2012년 6월 6일 (수)
After over more than a year and a half of announcements and preparations, the Federal Risk Authorization and Management Program (FedRAMP) finally opened its doors on June 6, jump-starting the process of certifying the cloud computing security of providers looking to earn government contracts.
Agencies are more prepared for a move to the cloud than they were when the plan came into existence 19 months ago. Cloud providers are also in a better position to offer the appropriate services as they have gained, while not perfect, a greater understanding of how to secure cloud computing. The hope, federal CIO Steven VanRoekel told Government Computer News, is that tools such as FedRAMP will accelerate adoption of cloud services in the public sector.
The program will vet potential cloud providers for use in government agencies, the next step toward widespread implementation of President Barack Obama's cloud-first initiative. Run by the General Services Administration, companies will be forced to meet more than 150 controls concerning cloud security to gain a seal of certification, although once-prominent issues such as real-time threat reporting have been relaxed due to logistical hurdles and bureaucratic red tape.

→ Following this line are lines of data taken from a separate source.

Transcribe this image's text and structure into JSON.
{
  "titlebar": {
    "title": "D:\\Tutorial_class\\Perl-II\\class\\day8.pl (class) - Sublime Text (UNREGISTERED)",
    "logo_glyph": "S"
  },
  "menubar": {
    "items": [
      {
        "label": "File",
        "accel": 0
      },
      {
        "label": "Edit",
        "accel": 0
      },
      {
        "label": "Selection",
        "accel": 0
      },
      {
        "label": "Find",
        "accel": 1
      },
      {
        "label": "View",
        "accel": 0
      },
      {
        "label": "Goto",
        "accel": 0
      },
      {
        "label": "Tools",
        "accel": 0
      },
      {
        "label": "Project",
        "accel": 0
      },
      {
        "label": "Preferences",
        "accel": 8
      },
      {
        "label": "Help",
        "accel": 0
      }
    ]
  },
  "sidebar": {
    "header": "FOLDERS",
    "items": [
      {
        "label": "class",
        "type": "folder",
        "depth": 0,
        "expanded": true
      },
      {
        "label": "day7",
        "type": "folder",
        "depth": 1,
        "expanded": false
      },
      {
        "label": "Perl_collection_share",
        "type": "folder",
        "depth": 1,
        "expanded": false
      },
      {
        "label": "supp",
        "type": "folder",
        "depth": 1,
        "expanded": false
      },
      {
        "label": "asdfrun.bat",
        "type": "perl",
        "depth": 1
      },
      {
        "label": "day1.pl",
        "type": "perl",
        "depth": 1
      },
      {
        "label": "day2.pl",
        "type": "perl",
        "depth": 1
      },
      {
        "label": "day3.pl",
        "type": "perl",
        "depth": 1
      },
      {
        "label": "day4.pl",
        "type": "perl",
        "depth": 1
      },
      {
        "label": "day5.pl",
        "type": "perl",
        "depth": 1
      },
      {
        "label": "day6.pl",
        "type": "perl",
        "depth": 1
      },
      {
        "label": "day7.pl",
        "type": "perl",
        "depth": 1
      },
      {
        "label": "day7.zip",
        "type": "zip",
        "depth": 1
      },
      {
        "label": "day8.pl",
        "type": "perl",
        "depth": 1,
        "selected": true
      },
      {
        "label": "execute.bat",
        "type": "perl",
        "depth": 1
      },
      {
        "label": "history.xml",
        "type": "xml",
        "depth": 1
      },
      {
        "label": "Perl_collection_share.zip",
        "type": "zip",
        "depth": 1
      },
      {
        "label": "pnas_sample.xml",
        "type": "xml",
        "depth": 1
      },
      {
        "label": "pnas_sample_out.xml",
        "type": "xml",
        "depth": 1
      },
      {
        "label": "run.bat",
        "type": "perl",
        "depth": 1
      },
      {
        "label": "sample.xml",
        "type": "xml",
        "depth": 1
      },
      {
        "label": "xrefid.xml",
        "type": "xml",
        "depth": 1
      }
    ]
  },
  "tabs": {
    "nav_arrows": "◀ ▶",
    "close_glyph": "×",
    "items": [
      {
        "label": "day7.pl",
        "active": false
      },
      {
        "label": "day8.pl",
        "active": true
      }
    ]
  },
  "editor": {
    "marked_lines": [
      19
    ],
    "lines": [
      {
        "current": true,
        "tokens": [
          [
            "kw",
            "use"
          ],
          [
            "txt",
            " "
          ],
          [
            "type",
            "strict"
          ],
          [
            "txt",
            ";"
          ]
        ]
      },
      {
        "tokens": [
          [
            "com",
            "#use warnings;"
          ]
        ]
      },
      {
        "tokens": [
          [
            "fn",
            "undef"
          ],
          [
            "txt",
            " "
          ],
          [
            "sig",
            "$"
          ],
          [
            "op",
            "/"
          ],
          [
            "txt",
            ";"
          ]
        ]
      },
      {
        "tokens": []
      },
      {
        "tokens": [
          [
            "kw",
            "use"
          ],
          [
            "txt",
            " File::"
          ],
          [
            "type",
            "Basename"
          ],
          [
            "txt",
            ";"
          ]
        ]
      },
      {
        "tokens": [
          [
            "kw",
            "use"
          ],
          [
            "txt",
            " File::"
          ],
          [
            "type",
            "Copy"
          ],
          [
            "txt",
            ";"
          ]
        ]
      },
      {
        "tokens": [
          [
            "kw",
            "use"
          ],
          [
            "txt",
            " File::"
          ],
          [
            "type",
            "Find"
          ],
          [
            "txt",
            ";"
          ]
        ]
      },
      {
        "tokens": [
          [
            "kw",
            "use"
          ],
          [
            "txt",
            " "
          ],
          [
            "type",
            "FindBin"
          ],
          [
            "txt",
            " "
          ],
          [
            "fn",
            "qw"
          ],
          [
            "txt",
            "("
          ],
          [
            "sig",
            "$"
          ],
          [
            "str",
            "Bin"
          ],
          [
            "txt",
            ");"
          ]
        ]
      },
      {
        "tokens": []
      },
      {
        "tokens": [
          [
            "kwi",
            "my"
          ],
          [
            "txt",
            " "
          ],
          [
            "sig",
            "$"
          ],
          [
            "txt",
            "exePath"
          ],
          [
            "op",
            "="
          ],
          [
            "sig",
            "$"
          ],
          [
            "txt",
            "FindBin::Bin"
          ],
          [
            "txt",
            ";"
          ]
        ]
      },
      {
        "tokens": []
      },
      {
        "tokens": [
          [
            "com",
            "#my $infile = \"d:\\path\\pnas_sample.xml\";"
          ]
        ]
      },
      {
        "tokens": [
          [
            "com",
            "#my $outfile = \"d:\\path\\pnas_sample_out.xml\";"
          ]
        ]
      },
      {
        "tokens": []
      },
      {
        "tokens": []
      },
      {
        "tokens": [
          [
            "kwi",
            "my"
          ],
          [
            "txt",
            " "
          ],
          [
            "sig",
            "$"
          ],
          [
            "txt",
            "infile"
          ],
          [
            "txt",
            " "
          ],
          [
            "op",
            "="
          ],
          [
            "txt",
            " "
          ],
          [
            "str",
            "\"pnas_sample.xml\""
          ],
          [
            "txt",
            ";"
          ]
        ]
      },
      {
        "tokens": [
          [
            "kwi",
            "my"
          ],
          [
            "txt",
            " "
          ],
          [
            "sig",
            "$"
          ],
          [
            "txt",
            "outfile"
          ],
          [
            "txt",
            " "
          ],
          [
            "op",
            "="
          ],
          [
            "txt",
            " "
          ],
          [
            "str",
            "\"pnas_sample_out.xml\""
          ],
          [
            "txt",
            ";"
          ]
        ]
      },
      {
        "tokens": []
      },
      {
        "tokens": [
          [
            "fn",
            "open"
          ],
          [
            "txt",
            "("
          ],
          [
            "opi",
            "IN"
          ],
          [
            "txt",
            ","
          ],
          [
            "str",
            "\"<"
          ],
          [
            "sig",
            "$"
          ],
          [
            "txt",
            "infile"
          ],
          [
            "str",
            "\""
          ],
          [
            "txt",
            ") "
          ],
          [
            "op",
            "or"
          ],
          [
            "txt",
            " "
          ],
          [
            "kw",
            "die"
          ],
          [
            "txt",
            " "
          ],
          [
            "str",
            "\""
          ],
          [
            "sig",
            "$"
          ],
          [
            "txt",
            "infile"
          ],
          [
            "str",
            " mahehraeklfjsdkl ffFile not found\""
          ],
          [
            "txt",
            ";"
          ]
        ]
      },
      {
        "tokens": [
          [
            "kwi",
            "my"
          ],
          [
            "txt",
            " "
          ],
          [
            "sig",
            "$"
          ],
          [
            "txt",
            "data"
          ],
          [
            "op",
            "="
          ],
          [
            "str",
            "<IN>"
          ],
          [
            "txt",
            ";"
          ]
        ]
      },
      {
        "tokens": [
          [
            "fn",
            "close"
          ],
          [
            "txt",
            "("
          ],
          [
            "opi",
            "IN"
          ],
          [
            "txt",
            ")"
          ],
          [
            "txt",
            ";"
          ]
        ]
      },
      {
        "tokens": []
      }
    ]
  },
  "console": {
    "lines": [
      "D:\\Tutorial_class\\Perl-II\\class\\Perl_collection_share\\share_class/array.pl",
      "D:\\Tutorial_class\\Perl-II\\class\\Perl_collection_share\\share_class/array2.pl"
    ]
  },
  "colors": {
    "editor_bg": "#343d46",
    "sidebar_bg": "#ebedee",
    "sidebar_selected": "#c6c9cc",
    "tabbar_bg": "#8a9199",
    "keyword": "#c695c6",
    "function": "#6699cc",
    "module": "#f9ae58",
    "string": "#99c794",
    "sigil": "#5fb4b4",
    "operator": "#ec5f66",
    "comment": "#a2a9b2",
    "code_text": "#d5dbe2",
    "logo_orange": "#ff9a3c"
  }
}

A group of approved third-party assessors will begin conducting a series of reviews to see that the companies are up to par with the the government-set standards. Passing the initial assessment - the first of three - will grant a provider a provisional authority to operate, according to Federal News Radio.
The manager for GSA's cloud computing program, Katie Lewin, told FNR that at least three cloud services will be through the approval process by December, and on the road to full operations by the early spring of 2013, with government agencies continuing to move to secure cloud computing services in the interim.
Small business issues
A GSA plan to offer first crack at certification to companies already holding government contracts drew the ire of the Software and Information Industry Association (SIIA) for the plan's apparent break from a 2010 proposal to reform the federal IT system that looked to support adoption of innovative technologies from smaller companies. By the GSA prioritizing companies that already have contracts - largely bigger providers - the SIIA feels that small businesses are being denied a fair shake.
SIIA released its critique on the eve of the FedRAMP launch, also pointing to a fact that many agencies would likely have additional requirements on top of the government-required certification. By forcing the customization of services, the association is concerned that smaller companies won't be able to cope with any additional demands.
-McAfee Cloud Security